For the first time in North America, a species of bumblebee has been declared “endangered.”
The U.S Fish and Wildlife Service announced Wednesday that the Rusty Patched Bumblebee, a species that was once abundant in 28 states, has been declared endangered under the Endangered Species Act.
According to the press release issued by the U.S Fish and Wildlife Service:
The rusty patched bumble bee once lived in grasslands and prairies of the Upper Midwest and Northeast, but many of those areas are gone. The bee gathers pollen and nectar from a variety of flowering plants. It emerges in early spring and is one of the last bumble bee species to go into hibernation in the fall. Because it is active so long, it needs a constant supply of flowers blooming from April through September.

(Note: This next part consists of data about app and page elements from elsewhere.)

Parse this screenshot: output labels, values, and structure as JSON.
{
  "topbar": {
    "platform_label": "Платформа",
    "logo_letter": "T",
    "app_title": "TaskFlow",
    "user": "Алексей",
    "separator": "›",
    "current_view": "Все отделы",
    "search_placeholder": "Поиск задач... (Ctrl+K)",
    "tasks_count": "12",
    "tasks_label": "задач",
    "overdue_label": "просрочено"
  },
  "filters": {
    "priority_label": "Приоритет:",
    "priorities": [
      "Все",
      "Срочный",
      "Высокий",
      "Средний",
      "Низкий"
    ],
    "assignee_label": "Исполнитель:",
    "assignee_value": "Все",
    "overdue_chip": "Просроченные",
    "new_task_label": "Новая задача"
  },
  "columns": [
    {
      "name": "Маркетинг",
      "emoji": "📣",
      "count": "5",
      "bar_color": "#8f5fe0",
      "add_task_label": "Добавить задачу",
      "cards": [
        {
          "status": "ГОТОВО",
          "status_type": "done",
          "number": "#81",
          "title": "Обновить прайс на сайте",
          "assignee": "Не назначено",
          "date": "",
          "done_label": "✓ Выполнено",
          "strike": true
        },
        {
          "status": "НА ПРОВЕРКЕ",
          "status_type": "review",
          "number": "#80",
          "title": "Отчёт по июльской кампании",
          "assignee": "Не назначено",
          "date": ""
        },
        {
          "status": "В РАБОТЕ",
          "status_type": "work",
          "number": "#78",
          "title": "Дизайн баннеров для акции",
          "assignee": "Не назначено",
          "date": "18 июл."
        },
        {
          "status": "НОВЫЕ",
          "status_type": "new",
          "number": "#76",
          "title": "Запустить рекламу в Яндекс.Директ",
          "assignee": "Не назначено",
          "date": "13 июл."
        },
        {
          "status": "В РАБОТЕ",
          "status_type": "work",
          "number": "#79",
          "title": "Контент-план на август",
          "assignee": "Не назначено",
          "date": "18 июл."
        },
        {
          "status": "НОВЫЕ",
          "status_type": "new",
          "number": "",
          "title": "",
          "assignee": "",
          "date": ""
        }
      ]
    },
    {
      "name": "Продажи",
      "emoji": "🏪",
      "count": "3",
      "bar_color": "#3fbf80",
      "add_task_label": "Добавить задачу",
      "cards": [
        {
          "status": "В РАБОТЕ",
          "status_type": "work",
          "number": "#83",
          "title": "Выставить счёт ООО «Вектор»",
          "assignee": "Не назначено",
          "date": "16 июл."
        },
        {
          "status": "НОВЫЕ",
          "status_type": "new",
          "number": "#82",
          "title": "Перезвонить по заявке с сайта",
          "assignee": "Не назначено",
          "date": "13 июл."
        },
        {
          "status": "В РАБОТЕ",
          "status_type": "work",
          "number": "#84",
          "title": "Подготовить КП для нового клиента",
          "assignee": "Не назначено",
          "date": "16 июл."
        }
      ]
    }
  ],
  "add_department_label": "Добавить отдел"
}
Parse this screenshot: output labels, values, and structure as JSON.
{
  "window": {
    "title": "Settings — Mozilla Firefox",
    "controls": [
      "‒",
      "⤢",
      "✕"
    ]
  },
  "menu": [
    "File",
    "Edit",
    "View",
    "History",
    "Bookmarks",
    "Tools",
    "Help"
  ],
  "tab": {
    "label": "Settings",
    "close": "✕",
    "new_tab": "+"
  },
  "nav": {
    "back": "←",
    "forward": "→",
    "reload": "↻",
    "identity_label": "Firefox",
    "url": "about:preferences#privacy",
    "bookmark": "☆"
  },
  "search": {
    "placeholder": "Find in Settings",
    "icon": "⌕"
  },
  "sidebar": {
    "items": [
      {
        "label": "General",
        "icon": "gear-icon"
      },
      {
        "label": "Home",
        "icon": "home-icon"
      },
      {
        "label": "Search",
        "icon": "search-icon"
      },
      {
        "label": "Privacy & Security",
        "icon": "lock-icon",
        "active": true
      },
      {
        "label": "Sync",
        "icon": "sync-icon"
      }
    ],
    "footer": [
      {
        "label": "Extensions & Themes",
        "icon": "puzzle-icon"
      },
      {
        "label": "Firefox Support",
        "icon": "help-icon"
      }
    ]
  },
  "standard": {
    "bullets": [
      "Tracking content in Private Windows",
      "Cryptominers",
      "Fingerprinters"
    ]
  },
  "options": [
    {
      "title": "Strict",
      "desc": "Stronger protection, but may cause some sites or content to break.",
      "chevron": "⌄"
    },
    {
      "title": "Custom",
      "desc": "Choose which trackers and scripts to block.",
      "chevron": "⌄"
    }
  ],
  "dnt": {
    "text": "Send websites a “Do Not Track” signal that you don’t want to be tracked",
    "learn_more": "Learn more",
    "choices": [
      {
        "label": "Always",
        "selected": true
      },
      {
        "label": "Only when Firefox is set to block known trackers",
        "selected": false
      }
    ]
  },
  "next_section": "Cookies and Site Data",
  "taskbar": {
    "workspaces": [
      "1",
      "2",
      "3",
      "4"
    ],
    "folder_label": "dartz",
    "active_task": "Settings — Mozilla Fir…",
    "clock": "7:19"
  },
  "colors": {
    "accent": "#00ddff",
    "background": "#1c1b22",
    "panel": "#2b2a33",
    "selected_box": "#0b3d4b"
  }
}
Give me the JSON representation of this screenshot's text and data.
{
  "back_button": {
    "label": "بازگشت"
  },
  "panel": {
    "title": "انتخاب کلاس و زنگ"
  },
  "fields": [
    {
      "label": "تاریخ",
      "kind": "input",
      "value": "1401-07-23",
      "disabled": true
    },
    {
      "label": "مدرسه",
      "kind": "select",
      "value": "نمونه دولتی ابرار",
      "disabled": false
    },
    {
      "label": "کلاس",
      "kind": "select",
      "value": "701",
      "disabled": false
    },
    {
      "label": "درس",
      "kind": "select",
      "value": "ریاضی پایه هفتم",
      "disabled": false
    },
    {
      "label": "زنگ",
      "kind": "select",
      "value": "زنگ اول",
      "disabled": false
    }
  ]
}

The new designation is a bad sign for humanity, as bumblebees are a major pollinator. The pollination performed by bumblebees is essential for plants to grow and thrive.
It’s not all Bumblebees that are endangered, just the Rusty Patched Bumblebee, but this doesn’t bode well for the rest of the pollinating bees, or humanity in general.
Thoughts, prayers, and good vibes to our readership.